#### [DATA LISTING]
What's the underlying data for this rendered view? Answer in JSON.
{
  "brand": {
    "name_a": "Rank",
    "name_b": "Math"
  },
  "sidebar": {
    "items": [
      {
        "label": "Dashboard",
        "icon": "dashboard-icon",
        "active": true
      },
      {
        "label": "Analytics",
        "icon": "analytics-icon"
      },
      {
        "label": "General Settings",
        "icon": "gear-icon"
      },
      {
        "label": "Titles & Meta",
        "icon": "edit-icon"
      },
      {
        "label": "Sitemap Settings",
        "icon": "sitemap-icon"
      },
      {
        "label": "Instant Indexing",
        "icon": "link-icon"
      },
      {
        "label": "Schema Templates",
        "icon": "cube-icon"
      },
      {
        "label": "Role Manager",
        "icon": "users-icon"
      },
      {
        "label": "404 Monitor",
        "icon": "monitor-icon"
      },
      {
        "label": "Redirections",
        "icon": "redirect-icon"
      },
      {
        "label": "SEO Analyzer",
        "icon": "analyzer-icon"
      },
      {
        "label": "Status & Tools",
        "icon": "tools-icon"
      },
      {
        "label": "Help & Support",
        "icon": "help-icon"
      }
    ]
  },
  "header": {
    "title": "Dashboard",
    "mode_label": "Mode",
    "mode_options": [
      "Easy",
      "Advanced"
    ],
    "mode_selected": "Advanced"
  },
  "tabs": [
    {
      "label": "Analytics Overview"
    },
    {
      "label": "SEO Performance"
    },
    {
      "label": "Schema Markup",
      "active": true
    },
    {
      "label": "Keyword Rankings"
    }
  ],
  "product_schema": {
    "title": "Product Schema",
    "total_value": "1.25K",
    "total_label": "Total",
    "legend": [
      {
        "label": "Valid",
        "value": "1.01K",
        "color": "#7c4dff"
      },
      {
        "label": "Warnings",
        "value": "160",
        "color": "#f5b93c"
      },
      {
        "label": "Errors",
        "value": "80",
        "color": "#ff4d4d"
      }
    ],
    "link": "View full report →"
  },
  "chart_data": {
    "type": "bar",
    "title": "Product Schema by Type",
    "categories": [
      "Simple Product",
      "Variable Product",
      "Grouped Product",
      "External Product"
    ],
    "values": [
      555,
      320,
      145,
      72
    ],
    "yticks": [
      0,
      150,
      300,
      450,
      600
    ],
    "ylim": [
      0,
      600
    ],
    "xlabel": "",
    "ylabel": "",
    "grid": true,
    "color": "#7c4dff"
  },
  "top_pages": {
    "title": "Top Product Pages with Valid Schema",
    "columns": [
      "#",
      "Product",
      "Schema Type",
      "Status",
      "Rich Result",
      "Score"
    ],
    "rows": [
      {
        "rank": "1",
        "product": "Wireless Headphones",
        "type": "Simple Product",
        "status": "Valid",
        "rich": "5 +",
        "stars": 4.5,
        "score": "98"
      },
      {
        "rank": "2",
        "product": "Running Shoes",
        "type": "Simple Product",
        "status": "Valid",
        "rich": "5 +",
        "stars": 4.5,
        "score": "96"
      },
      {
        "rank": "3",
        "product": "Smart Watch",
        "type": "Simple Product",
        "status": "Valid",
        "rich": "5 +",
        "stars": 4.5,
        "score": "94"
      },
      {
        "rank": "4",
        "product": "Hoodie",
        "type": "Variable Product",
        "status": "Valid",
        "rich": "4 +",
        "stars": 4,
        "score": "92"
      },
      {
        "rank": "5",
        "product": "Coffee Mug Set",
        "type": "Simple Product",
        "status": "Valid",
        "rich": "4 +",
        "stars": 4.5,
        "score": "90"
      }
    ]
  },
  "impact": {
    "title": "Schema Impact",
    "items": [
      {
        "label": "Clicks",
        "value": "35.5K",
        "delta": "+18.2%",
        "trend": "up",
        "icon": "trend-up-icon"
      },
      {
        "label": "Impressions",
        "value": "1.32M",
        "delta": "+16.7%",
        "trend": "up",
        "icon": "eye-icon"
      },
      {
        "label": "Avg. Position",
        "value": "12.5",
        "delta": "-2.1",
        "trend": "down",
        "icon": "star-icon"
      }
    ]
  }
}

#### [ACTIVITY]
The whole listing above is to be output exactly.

#### [TASK RESPONSE]
What's the underlying data for this rendered view? Answer in JSON.
{
  "brand": {
    "name_a": "Rank",
    "name_b": "Math"
  },
  "sidebar": {
    "items": [
      {
        "label": "Dashboard",
        "icon": "dashboard-icon",
        "active": true
      },
      {
        "label": "Analytics",
        "icon": "analytics-icon"
      },
      {
        "label": "General Settings",
        "icon": "gear-icon"
      },
      {
        "label": "Titles & Meta",
        "icon": "edit-icon"
      },
      {
        "label": "Sitemap Settings",
        "icon": "sitemap-icon"
      },
      {
        "label": "Instant Indexing",
        "icon": "link-icon"
      },
      {
        "label": "Schema Templates",
        "icon": "cube-icon"
      },
      {
        "label": "Role Manager",
        "icon": "users-icon"
      },
      {
        "label": "404 Monitor",
        "icon": "monitor-icon"
      },
      {
        "label": "Redirections",
        "icon": "redirect-icon"
      },
      {
        "label": "SEO Analyzer",
        "icon": "analyzer-icon"
      },
      {
        "label": "Status & Tools",
        "icon": "tools-icon"
      },
      {
        "label": "Help & Support",
        "icon": "help-icon"
      }
    ]
  },
  "header": {
    "title": "Dashboard",
    "mode_label": "Mode",
    "mode_options": [
      "Easy",
      "Advanced"
    ],
    "mode_selected": "Advanced"
  },
  "tabs": [
    {
      "label": "Analytics Overview"
    },
    {
      "label": "SEO Performance"
    },
    {
      "label": "Schema Markup",
      "active": true
    },
    {
      "label": "Keyword Rankings"
    }
  ],
  "product_schema": {
    "title": "Product Schema",
    "total_value": "1.25K",
    "total_label": "Total",
    "legend": [
      {
        "label": "Valid",
        "value": "1.01K",
        "color": "#7c4dff"
      },
      {
        "label": "Warnings",
        "value": "160",
        "color": "#f5b93c"
      },
      {
        "label": "Errors",
        "value": "80",
        "color": "#ff4d4d"
      }
    ],
    "link": "View full report →"
  },
  "chart_data": {
    "type": "bar",
    "title": "Product Schema by Type",
    "categories": [
      "Simple Product",
      "Variable Product",
      "Grouped Product",
      "External Product"
    ],
    "values": [
      555,
      320,
      145,
      72
    ],
    "yticks": [
      0,
      150,
      300,
      450,
      600
    ],
    "ylim": [
      0,
      600
    ],
    "xlabel": "",
    "ylabel": "",
    "grid": true,
    "color": "#7c4dff"
  },
  "top_pages": {
    "title": "Top Product Pages with Valid Schema",
    "columns": [
      "#",
      "Product",
      "Schema Type",
      "Status",
      "Rich Result",
      "Score"
    ],
    "rows": [
      {
        "rank": "1",
        "product": "Wireless Headphones",
        "type": "Simple Product",
        "status": "Valid",
        "rich": "5 +",
        "stars": 4.5,
        "score": "98"
      },
      {
        "rank": "2",
        "product": "Running Shoes",
        "type": "Simple Product",
        "status": "Valid",
        "rich": "5 +",
        "stars": 4.5,
        "score": "96"
      },
      {
        "rank": "3",
        "product": "Smart Watch",
        "type": "Simple Product",
        "status": "Valid",
        "rich": "5 +",
        "stars": 4.5,
        "score": "94"
      },
      {
        "rank": "4",
        "product": "Hoodie",
        "type": "Variable Product",
        "status": "Valid",
        "rich": "4 +",
        "stars": 4,
        "score": "92"
      },
      {
        "rank": "5",
        "product": "Coffee Mug Set",
        "type": "Simple Product",
        "status": "Valid",
        "rich": "4 +",
        "stars": 4.5,
        "score": "90"
      }
    ]
  },
  "impact": {
    "title": "Schema Impact",
    "items": [
      {
        "label": "Clicks",
        "value": "35.5K",
        "delta": "+18.2%",
        "trend": "up",
        "icon": "trend-up-icon"
      },
      {
        "label": "Impressions",
        "value": "1.32M",
        "delta": "+16.7%",
        "trend": "up",
        "icon": "eye-icon"
      },
      {
        "label": "Avg. Position",
        "value": "12.5",
        "delta": "-2.1",
        "trend": "down",
        "icon": "star-icon"
      }
    ]
  }
}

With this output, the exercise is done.